“And then we wonder why asylum seekers are not treated with dignity and respect,” Barragan tweeted. “It makes me sick.”

Eventually CBP caged the group together on the U.S. side of the border.

By late Monday evening, most of the 15 asylum seekers in their group had been taken in for processing, including the Honduran mother and her five children who were photographed fleeing tear gas fired by Border Patrol in Tijuana last month.

The remaining asylum seekers who were part of the group had all been processed by early Tuesday.

In a statement to ThinkProgress,

“We are so glad these refugees were eventually able to legally request asylum, but it shouldn’t take congressional escorts and subjection to intimidation tactics and imprisonment to do it,” a Families Belong Together spokesperson said in a statement to ThinkProgress. “The real threat to us is not refugee families and children looking for safety at a legal port of entry; it’s this attack on core American values of family and fairness in service of a shameful political agenda.”

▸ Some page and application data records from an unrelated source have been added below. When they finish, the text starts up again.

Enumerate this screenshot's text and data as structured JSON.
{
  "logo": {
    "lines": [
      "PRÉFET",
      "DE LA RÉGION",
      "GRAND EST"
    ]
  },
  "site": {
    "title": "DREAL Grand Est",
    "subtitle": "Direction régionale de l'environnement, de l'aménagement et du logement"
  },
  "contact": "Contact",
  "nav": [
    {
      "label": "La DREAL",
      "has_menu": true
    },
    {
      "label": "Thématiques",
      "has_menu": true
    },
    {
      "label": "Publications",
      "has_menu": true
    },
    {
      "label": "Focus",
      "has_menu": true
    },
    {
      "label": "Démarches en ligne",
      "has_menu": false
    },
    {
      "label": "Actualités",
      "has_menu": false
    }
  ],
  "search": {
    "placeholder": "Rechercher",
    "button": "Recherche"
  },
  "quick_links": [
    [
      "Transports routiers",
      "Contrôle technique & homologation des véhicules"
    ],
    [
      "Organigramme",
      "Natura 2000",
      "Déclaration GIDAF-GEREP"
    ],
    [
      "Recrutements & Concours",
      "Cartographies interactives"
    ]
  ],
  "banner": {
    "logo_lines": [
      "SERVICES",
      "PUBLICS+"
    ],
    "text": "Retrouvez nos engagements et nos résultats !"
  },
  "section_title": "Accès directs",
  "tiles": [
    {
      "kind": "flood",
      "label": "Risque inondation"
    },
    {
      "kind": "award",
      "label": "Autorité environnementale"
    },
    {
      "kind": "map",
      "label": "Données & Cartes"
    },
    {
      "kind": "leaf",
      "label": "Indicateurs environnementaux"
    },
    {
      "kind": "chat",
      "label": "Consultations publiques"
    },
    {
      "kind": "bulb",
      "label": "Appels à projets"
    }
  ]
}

Barragan and Gomez’s real-time tweets about the experience help illustrate the cruelty of what an asylum ban along the U.S.-Mexico border could look like.

Last month, President Trump proposed a policy that would effectively prohibit people who cross between ports of entry from applying for asylum. The asylum ban is currently being challenged in court by the ACLU. As of Monday, a federal judge in California has postponed any further action on the policy.

Applying for asylum is not illegal, yet the administration has done everything it can to criminalize the process. Under U.S. law, individuals can apply for asylum at any port of entry — but in practice, migrants are routinely being turned away, told to come back a different time, or travel to a separate port of entry. This is because the Trump administration has implemented a process of “metering” asylum applications at the border, letting in only a small number of migrants in each day.

Denying individuals the right to apply for asylum is major violation of international human rights.


Source: thinkprogress